Throughout history, governments have used lotteries to raise money for all sorts of purposes. The practice is not unique to modern times; Benjamin Franklin ran a lottery in Philadelphia to help finance the city’s militia for defense against French invasion, and John Hancock used one to fund Boston’s Faneuil Hall. But in the modern era, lotteries have become an important source of revenue for state governments, with their wide appeal and relatively low cost.
While many people play for fun, some believe the lottery can be their ticket to a better life. The fact is that there is no guarantee of winning, and the odds are very low. However, there are some ways to improve your chances of winning the lottery. For example, you can try to buy more tickets or play a different type of lottery.
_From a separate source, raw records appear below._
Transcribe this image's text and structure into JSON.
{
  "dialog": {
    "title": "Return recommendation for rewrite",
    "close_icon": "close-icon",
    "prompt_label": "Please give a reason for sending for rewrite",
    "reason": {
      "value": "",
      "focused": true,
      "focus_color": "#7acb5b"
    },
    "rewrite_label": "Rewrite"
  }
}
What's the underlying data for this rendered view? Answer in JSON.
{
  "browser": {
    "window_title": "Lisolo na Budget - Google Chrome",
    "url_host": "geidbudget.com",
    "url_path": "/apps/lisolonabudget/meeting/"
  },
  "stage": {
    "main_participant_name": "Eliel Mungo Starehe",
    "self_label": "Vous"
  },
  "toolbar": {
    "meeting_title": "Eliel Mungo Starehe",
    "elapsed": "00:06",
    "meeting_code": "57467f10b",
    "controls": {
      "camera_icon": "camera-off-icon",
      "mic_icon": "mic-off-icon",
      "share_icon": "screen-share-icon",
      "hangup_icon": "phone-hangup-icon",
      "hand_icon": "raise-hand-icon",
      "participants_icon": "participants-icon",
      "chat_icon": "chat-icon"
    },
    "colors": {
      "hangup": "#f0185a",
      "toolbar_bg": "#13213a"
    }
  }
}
As state governments grow dependent on lottery revenues, they face an increasing amount of pressure to increase their prize pools and introduce new games. In fact, a common feature of many state financial crises in recent years is that they stem from an increased focus on lottery-derived revenue and the introduction of new forms of gambling.
Initially, the prize for most lotteries was a fixed amount of cash or goods. Nowadays, it is more common for the promoter to offer a percentage of receipts, meaning that the total prize amount can fluctuate with the number of tickets sold. This type of lottery is also known as a “fixed percentage” or “50-50” prize.
In addition to the fixed prize amount, most modern lotteries allow purchasers to choose their own numbers or select a group of numbers that will be randomly assigned. This allows for the possibility of multiple prize winners and reduces the risk to the organizer. The percentage of receipts that go toward prizes is usually a function of the number and size of prizes offered, the profit for the promoter, the cost of promotion, and any applicable taxes or other fees.
The buying of lottery tickets cannot be explained by decision models based on expected value maximization. The reason is that lottery tickets usually cost more than the expected gain, so people maximizing expected utility would not buy them. However, more general models that take into account risk-seeking behavior may be able to explain the phenomenon. In addition, purchasing a lottery ticket offers people a chance to experience a thrill and to indulge in their fantasies of becoming wealthy.